Over the weekend I had an opportunity to listen to The Art of Manliness’ newest podcast episode on John Boyd, more specifically with Robert Coram who wrote the biography Boyd: The Fighter Pilot who Changed the Art of War. In our Sayoc and Atienza training we have often referenced one of Boyd’s contributions to strategy, the OODA Loop and this interview was a nice introduction (for me) as to who John Boyd was, and his impact in military strategy.
In a prior post on John Boyd, The Art of Manliness had already referenced a talk that Boyd would often give to young soldiers and mentees. He would tell them:

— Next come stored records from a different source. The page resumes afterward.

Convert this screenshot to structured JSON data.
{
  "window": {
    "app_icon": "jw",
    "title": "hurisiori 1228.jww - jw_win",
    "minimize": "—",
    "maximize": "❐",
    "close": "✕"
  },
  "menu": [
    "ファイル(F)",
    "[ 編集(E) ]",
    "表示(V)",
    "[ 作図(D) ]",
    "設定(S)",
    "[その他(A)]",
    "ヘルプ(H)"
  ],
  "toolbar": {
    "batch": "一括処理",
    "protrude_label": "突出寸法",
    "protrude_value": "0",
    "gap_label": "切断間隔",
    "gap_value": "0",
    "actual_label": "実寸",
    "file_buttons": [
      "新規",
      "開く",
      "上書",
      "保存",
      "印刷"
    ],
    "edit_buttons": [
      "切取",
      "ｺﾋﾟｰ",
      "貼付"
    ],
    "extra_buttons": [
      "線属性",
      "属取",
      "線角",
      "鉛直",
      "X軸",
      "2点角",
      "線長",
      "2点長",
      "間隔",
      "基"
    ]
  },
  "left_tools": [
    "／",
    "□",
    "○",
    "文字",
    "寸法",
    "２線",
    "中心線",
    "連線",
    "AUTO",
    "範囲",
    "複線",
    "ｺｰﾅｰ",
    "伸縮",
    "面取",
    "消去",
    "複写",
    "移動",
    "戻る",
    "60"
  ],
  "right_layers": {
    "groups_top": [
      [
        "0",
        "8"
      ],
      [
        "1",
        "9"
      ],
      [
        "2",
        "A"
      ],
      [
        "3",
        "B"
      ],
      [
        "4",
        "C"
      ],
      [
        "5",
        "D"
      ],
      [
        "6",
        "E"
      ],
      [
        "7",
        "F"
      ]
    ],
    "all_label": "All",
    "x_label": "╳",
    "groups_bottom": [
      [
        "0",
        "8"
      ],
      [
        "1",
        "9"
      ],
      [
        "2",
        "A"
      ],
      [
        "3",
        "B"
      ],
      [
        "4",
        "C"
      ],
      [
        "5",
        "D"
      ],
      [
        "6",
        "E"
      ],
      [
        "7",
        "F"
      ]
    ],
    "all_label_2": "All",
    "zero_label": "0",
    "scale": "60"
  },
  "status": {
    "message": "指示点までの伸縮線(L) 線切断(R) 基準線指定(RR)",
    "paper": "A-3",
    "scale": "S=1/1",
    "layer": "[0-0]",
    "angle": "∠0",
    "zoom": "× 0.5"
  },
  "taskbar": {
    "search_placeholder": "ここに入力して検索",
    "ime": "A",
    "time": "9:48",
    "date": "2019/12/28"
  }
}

“One day you will come to a fork in the road… And you’re going to have to make a decision about which direction you want to go. If you go that way you can be somebody. You will have to make compromises and you will have to turn your back on your friends. But you will be a member of the club and you will get promoted and you will get good assignments. Or you can go that way and you can do something — something for your country and for your Air Force and for yourself. If you decide you want to do something, you may not get promoted and you may not get the good assignments and you certainly will not be a favorite of your superiors. But you won’t have to compromise yourself. You will be true to your friends and to yourself. And your work might make a difference. To be somebody or to do something. In life there is often a roll call. That’s when you will have to make a decision. To be or to do? Which way will you go?”
According to Robert Coram many of his students would vow to do something, or try and make change when given opportunities to make a difference. Our nation’s military academies place a priority on instilling virtues in their prospective military leadership, however as Coram notes they often do not tell their cadets that there is always a price for doing the right thing; there is a price for virtue. Sometimes the price is very high. It takes fortitude and discipline to not only do the right thing, but stay true to your beliefs, adhere to your morals and champion your virtues.
One of the greatest benefits of martial arts training is the potential for good people to become empowered with physical ability, mental clarity and personal conviction to do just that. In our Monday night Sayoc and Atienza class we often frame techniques or drills in scenarios. We place them in context to fuel them with meaning and significance. Learning Sayoc Transition Drills or Atienza Evolutions give us a sound foundation for technical skills with and without knives. But they also contain the structure and framework for us to live powerful lives, so that when the day comes when we are offered the chance to do the right thing, to live our virtues, we have strengthened our spirit through our bodies and minds. And we are prepared to pay the price.
To be somebody or do something. To be or to do? Which way will you go?
More commentary, analysis and actual pieces of John Boyd’s contributions can also be found at slightlyeastofnew.com.
One thought on “To Be or To Do: The Price of Virtue”
A fantastic piece! This is a reality most people never consider as we have been conditioned to seek approval from our “authority” figures. Quite often this approval comes at the expense of our personal morals or ethics. Strength of character means not always being the “yes man” and thinking or acting for yourself. This is how you preserve your virtue. Great piece Guro!